Years by Allen A. Moran -
22p Filipinos in Hawaii Today by Crisanto S.
Souvenir Sheets of 2 (10,000)
The winning entries of
the Hawaii Centennial Commemorative Stamps Design Competition are
depicted on the stamps:
First Place Winner, Student Category,
Allen A. Moran.
First Place Winner, Professional
Category, Crisanto S. Umali.
The Second Place
and the Third
winning designs for both categories are
used as cachets for the two Official First Day Covers
First Day Covers: Manila
THE FILIPINO LEGACY IN HAWAII
It was in December 20,
1906 that the ship Doric docked at Honolulu, carrying fifteen
Filipinos (one of whom brought along his fighting cock) along with a
handful of Chinese, Japanese and Sikhs. Eleven of the Filipinos were
single, four were married. The oldest was fifty-six and the youngest
was fourteen. All of them originated from the coastal area of Candon
in Ilocos Sur. Little did these men know that they were making
history by being the first group of Filipinos to settle in Hawaii,
part of what became the first wave of Filipino migration to the
United States of America.
Five of these men belonged
to one family, headed by Simplicio Gironella with his four sons
(Mariano, Vicente, Francisco and Antonio). The group also included
two sets of brothers (Mauricio and Celestino Cortez, and Prudencio
and Cecilio Sagun). The other six were Filomeno Rebollido, Marciano
Bello, Emiliano Dasulla, Apolonio Ramos, Martin de Jesus and Julian
Galmen. Francisco Gironella spoke fluent English and acted as
interpreter for the group. All were eventually sent to live in the
main Japanese camp at the Olaa Plantation in Big Island, Hawaii,
located five miles south of Hilo.
Two months afterward, the
second group of recruits from the Philippines numbering thirty
people with two women and two children arrived on February 25, 1907.
The third batch of recruits arrived on July 19, 1907 with
forty-three of them, including eight women and eight children. This
migration continued on, and was followed by major waves of migration
that also brought Filipinos to other parts of the U.S.
Today, the United States of America hosts more
than 2.7 million Filipinos, nearly 276,000 of whom reside in Hawaii.
At present, Filipinos in Hawaii account for 24% of Hawaii's
population. They have made permanent mark in the state's political,
economic and cultural life. Whereas, Filipinos first came to Hawaii

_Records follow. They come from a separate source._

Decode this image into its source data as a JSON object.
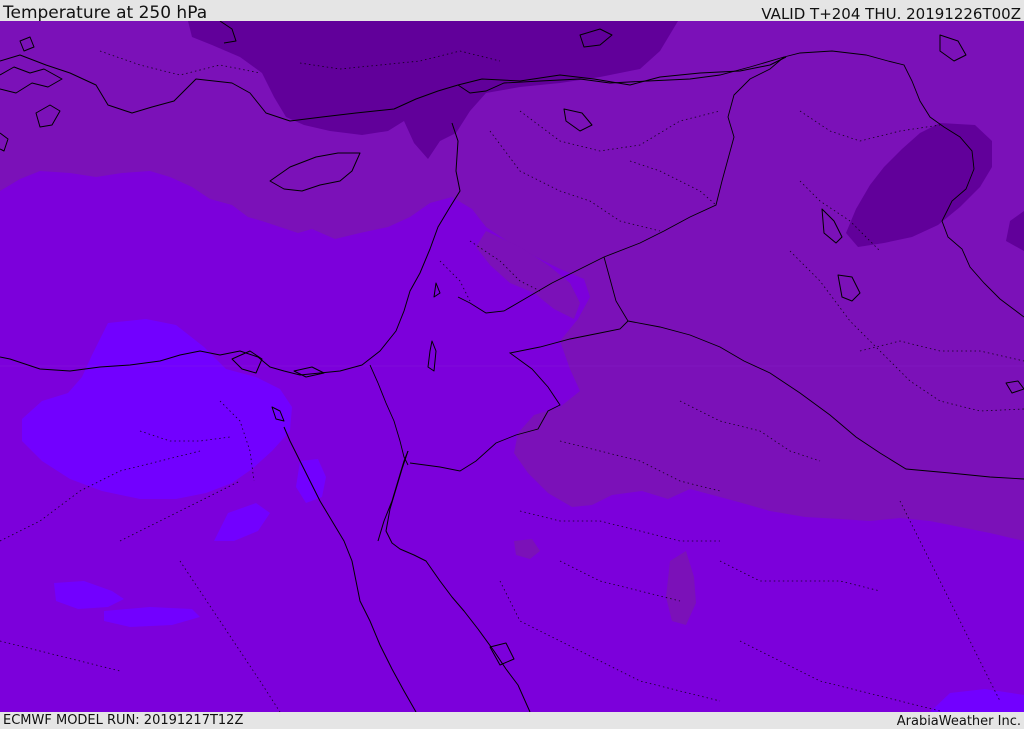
{
  "header": {
    "title": "Temperature at 250 hPa",
    "valid_time": "VALID T+204 THU. 20191226T00Z"
  },
  "footer": {
    "model_run": "ECMWF MODEL RUN: 20191217T12Z",
    "credit": "ArabiaWeather Inc."
  },
  "map": {
    "field": "temperature",
    "level": "250 hPa",
    "region": "Eastern Mediterranean and Middle East",
    "colors": {
      "base_violet": "#7c00db",
      "mid_violet": "#7b11b8",
      "dark_violet": "#61009a",
      "light_violet": "#7200ff",
      "coastline": "#000000"
    }
  }
}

as plantation workers and indentured laborers, Filipinos in Hawaii
today are successful professionals, and prominent citizens in
business, government, politics, academe and the arts.